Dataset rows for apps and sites
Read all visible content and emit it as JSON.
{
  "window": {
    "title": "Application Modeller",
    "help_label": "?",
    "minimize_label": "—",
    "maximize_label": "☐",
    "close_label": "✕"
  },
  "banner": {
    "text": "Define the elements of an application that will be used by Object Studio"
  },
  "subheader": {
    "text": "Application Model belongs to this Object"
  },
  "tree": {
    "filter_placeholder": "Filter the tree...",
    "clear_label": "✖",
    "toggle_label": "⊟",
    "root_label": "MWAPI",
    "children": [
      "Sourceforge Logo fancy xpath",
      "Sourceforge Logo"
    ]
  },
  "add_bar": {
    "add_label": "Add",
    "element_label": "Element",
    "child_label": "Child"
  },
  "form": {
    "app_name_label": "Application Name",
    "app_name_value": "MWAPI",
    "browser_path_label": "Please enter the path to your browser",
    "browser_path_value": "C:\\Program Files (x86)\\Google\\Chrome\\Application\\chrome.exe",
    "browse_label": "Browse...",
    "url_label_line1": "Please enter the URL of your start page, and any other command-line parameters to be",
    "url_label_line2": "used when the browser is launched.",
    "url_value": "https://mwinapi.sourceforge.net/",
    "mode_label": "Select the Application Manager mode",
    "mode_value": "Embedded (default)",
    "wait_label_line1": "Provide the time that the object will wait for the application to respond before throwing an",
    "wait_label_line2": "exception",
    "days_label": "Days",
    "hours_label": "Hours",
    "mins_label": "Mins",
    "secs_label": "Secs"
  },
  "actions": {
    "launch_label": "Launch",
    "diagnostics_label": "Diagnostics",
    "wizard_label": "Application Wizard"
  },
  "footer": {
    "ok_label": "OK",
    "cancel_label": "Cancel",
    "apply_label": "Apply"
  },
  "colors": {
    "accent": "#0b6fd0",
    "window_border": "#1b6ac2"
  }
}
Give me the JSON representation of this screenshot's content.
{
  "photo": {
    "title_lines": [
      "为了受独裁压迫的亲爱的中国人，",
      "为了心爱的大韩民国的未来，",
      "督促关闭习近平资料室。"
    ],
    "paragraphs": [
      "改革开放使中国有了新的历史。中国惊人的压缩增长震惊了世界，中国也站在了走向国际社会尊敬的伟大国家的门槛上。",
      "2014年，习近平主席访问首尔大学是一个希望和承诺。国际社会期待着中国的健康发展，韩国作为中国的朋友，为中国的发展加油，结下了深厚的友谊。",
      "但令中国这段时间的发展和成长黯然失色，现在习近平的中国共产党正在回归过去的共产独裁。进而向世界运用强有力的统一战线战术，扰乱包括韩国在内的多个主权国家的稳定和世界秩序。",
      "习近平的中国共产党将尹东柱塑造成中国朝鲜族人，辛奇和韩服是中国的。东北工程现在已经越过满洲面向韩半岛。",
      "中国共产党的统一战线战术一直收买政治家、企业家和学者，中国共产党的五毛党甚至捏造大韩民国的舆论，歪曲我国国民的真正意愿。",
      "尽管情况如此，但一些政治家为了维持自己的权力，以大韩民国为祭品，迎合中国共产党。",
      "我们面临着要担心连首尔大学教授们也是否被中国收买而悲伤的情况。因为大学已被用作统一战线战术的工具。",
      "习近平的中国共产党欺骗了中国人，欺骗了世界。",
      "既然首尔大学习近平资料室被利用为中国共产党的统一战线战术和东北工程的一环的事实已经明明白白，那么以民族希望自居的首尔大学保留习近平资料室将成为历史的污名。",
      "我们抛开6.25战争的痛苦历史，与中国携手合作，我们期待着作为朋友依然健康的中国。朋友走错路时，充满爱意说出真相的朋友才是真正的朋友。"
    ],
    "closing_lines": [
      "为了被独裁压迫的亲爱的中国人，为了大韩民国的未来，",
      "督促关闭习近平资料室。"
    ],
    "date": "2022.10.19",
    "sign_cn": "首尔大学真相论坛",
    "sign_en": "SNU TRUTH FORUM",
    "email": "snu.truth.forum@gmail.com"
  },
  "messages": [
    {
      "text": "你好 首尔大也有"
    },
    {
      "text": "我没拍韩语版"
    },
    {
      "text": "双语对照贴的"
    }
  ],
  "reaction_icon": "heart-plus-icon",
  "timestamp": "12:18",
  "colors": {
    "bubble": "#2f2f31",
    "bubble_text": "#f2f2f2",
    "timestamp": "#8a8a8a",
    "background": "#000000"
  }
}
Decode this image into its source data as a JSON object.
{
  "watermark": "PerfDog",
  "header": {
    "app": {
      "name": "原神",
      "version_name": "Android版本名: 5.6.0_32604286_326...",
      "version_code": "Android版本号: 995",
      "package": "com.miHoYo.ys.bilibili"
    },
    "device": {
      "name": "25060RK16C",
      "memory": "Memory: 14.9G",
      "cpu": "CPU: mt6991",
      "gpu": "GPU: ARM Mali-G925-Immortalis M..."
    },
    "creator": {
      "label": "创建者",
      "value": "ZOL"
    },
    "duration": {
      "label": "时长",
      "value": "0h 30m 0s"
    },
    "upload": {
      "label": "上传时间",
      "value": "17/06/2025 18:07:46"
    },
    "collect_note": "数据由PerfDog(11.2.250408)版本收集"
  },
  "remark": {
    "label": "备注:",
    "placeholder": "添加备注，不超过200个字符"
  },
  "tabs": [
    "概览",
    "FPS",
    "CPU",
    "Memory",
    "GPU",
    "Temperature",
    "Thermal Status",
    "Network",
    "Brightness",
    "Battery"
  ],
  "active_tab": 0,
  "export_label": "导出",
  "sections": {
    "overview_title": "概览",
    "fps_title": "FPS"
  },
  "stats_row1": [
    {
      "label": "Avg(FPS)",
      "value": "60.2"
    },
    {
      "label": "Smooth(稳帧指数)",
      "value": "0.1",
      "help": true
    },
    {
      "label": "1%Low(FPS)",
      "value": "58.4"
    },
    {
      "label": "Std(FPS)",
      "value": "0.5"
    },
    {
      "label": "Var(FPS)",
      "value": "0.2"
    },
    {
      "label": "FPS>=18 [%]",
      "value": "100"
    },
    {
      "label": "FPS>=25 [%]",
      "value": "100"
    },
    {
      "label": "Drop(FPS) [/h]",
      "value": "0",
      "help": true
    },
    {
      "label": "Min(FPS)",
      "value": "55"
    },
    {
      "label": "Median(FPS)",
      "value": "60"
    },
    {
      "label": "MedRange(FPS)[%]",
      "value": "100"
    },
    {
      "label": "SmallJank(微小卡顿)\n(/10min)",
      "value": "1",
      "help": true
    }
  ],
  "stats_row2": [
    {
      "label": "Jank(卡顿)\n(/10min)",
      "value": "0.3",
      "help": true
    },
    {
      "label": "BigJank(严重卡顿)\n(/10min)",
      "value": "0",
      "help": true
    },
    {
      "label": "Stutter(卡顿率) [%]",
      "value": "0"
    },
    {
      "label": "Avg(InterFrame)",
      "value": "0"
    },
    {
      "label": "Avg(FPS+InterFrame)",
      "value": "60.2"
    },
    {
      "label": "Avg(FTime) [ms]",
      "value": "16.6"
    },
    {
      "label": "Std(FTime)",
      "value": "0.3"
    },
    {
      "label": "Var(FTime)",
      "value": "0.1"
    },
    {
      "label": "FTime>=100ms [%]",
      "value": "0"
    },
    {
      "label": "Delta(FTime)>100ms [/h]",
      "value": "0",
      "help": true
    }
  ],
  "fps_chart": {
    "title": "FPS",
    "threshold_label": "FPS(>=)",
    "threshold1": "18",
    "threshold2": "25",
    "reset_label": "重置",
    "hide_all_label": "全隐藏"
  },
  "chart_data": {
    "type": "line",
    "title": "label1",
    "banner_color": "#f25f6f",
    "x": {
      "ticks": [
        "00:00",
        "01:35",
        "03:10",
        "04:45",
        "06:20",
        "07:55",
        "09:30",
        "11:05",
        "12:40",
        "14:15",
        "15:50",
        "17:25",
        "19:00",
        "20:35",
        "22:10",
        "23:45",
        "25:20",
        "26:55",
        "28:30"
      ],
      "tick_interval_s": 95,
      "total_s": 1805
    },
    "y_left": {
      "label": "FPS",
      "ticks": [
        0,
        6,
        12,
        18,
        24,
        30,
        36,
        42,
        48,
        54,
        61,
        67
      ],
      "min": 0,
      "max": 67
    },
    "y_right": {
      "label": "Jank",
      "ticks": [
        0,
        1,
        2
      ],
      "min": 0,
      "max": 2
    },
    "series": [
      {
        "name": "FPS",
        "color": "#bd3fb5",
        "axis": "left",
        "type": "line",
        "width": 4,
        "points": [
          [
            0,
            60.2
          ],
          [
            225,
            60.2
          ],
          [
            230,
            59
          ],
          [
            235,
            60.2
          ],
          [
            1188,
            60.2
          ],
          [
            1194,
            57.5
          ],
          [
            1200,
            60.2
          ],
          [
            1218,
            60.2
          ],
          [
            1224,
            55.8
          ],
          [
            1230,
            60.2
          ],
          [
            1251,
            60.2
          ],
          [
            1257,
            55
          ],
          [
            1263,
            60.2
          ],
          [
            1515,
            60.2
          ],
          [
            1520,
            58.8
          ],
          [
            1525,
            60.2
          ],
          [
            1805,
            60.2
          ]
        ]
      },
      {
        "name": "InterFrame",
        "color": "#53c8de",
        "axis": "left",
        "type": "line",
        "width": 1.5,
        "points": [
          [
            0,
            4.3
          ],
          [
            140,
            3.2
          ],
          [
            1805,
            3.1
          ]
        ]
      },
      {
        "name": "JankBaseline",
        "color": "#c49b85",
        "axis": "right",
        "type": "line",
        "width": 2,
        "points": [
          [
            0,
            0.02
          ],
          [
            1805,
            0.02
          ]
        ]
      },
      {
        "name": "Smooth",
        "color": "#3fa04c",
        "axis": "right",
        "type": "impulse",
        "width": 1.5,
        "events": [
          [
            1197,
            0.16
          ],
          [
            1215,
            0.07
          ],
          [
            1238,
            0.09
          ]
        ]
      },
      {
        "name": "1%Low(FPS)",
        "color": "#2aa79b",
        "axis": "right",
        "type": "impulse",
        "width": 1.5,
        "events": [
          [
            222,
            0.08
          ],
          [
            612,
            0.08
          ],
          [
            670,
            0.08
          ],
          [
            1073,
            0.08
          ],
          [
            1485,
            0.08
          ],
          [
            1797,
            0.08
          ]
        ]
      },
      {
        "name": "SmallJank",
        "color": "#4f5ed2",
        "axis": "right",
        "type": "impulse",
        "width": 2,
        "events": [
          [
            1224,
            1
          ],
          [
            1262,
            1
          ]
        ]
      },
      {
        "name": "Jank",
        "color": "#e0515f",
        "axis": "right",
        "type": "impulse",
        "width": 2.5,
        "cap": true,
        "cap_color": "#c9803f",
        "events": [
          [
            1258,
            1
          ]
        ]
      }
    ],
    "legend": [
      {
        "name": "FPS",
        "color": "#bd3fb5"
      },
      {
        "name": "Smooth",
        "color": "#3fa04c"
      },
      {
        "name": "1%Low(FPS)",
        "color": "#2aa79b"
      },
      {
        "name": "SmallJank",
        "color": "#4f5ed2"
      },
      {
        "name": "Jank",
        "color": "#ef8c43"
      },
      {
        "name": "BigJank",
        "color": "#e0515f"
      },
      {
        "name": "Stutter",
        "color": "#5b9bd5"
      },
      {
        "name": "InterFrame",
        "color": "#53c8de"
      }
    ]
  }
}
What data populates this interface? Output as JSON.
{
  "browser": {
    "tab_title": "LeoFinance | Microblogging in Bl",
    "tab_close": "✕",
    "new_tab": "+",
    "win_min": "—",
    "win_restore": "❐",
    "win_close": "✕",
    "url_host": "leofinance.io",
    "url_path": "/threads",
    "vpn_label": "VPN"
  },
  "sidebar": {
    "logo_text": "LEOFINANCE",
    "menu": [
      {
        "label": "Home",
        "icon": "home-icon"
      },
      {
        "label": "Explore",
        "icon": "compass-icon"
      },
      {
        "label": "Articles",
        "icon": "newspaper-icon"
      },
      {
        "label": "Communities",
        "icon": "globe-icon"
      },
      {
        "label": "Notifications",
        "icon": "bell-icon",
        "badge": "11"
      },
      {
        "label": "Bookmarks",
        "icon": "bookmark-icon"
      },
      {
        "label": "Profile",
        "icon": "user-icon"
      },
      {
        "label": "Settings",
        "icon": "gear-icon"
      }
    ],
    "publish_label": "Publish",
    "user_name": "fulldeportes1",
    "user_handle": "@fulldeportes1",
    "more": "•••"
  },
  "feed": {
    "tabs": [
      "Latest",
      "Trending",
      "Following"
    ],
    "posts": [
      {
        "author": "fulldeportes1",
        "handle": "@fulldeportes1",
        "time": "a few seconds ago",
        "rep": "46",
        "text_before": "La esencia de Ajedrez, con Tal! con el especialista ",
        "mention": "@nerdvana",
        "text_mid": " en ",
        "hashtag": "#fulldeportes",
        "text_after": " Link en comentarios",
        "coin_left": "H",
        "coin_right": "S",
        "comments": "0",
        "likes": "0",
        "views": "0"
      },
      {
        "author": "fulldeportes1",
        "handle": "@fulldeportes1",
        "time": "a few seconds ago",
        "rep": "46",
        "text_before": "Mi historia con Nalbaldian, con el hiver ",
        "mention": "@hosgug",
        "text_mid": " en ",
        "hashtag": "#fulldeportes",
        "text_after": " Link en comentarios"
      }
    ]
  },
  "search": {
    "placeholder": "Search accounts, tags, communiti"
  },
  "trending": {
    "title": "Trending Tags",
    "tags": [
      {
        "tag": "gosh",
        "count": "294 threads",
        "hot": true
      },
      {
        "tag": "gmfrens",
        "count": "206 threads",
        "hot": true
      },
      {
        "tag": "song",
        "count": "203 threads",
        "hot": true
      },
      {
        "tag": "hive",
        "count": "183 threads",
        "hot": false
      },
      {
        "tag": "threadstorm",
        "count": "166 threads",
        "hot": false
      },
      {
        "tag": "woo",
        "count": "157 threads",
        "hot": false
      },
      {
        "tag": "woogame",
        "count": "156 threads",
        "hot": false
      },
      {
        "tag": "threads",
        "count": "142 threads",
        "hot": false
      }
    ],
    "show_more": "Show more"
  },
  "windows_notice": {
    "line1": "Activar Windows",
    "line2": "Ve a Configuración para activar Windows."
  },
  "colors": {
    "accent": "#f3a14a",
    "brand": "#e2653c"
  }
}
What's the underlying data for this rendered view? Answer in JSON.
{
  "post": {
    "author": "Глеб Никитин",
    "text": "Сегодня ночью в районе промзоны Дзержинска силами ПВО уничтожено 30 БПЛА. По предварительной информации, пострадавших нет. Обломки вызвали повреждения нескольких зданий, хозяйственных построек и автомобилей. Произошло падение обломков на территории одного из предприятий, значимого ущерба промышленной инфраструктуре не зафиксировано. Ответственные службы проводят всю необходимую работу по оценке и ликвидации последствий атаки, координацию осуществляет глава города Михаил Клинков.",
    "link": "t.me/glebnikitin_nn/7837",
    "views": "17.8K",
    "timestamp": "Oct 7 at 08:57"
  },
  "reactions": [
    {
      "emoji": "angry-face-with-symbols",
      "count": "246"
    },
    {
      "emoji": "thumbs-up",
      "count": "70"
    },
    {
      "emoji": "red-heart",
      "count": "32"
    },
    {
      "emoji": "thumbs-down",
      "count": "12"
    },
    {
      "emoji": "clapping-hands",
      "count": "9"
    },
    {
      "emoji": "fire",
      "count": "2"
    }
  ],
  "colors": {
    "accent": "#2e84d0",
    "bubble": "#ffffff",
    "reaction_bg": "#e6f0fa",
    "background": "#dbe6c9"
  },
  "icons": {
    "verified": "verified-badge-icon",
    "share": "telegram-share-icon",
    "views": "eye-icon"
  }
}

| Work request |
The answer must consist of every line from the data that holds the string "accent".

| Your solution |
    "accent": "#0b6fd0",
    "accent": "#f3a14a",
    "accent": "#2e84d0",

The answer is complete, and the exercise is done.